# Exercise brief:
The entries below should be copied exactly and completely.
*** Opening of Record excerpts ***
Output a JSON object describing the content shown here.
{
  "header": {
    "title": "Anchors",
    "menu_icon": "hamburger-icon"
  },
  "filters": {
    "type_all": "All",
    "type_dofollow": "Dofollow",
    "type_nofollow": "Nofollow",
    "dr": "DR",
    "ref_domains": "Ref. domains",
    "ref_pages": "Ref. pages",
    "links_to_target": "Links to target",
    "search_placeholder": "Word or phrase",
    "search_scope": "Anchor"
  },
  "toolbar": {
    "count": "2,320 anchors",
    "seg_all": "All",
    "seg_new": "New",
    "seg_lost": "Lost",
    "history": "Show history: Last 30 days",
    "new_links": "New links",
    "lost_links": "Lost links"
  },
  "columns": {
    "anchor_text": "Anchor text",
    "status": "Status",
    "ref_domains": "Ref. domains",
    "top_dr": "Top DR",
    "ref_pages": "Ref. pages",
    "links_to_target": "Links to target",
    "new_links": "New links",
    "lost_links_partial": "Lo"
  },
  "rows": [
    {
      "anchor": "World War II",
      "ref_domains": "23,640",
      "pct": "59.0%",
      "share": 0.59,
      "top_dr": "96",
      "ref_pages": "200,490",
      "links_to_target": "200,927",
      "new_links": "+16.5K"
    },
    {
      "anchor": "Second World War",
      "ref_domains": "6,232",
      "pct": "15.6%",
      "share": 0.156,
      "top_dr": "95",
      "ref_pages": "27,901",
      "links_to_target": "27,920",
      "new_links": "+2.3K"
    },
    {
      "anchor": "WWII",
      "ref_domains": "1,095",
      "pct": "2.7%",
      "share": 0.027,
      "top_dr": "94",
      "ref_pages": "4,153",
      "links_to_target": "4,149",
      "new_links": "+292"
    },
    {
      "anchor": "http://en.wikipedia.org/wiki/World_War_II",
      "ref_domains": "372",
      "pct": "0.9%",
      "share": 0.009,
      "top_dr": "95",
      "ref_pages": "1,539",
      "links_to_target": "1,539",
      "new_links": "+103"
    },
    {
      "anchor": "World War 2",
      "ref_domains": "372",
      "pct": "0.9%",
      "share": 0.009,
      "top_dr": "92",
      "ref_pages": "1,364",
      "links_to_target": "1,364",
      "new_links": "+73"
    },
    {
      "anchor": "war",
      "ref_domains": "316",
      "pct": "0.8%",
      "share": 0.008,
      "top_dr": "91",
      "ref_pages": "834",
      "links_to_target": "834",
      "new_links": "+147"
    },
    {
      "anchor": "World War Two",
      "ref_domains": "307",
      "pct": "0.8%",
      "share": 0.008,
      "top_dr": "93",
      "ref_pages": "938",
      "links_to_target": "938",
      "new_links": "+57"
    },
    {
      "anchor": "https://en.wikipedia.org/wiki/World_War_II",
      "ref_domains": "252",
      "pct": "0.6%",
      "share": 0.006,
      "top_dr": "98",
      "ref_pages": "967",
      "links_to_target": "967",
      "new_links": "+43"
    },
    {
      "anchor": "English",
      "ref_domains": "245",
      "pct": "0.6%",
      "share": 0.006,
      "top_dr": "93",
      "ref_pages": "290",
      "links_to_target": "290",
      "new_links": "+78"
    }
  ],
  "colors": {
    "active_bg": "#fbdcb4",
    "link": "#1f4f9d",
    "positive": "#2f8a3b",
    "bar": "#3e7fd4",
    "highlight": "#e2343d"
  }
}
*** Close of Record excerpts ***
# Problem solution:
Output a JSON object describing the content shown here.
{
  "header": {
    "title": "Anchors",
    "menu_icon": "hamburger-icon"
  },
  "filters": {
    "type_all": "All",
    "type_dofollow": "Dofollow",
    "type_nofollow": "Nofollow",
    "dr": "DR",
    "ref_domains": "Ref. domains",
    "ref_pages": "Ref. pages",
    "links_to_target": "Links to target",
    "search_placeholder": "Word or phrase",
    "search_scope": "Anchor"
  },
  "toolbar": {
    "count": "2,320 anchors",
    "seg_all": "All",
    "seg_new": "New",
    "seg_lost": "Lost",
    "history": "Show history: Last 30 days",
    "new_links": "New links",
    "lost_links": "Lost links"
  },
  "columns": {
    "anchor_text": "Anchor text",
    "status": "Status",
    "ref_domains": "Ref. domains",
    "top_dr": "Top DR",
    "ref_pages": "Ref. pages",
    "links_to_target": "Links to target",
    "new_links": "New links",
    "lost_links_partial": "Lo"
  },
  "rows": [
    {
      "anchor": "World War II",
      "ref_domains": "23,640",
      "pct": "59.0%",
      "share": 0.59,
      "top_dr": "96",
      "ref_pages": "200,490",
      "links_to_target": "200,927",
      "new_links": "+16.5K"
    },
    {
      "anchor": "Second World War",
      "ref_domains": "6,232",
      "pct": "15.6%",
      "share": 0.156,
      "top_dr": "95",
      "ref_pages": "27,901",
      "links_to_target": "27,920",
      "new_links": "+2.3K"
    },
    {
      "anchor": "WWII",
      "ref_domains": "1,095",
      "pct": "2.7%",
      "share": 0.027,
      "top_dr": "94",
      "ref_pages": "4,153",
      "links_to_target": "4,149",
      "new_links": "+292"
    },
    {
      "anchor": "http://en.wikipedia.org/wiki/World_War_II",
      "ref_domains": "372",
      "pct": "0.9%",
      "share": 0.009,
      "top_dr": "95",
      "ref_pages": "1,539",
      "links_to_target": "1,539",
      "new_links": "+103"
    },
    {
      "anchor": "World War 2",
      "ref_domains": "372",
      "pct": "0.9%",
      "share": 0.009,
      "top_dr": "92",
      "ref_pages": "1,364",
      "links_to_target": "1,364",
      "new_links": "+73"
    },
    {
      "anchor": "war",
      "ref_domains": "316",
      "pct": "0.8%",
      "share": 0.008,
      "top_dr": "91",
      "ref_pages": "834",
      "links_to_target": "834",
      "new_links": "+147"
    },
    {
      "anchor": "World War Two",
      "ref_domains": "307",
      "pct": "0.8%",
      "share": 0.008,
      "top_dr": "93",
      "ref_pages": "938",
      "links_to_target": "938",
      "new_links": "+57"
    },
    {
      "anchor": "https://en.wikipedia.org/wiki/World_War_II",
      "ref_domains": "252",
      "pct": "0.6%",
      "share": 0.006,
      "top_dr": "98",
      "ref_pages": "967",
      "links_to_target": "967",
      "new_links": "+43"
    },
    {
      "anchor": "English",
      "ref_domains": "245",
      "pct": "0.6%",
      "share": 0.006,
      "top_dr": "93",
      "ref_pages": "290",
      "links_to_target": "290",
      "new_links": "+78"
    }
  ],
  "colors": {
    "active_bg": "#fbdcb4",
    "link": "#1f4f9d",
    "positive": "#2f8a3b",
    "bar": "#3e7fd4",
    "highlight": "#e2343d"
  }
}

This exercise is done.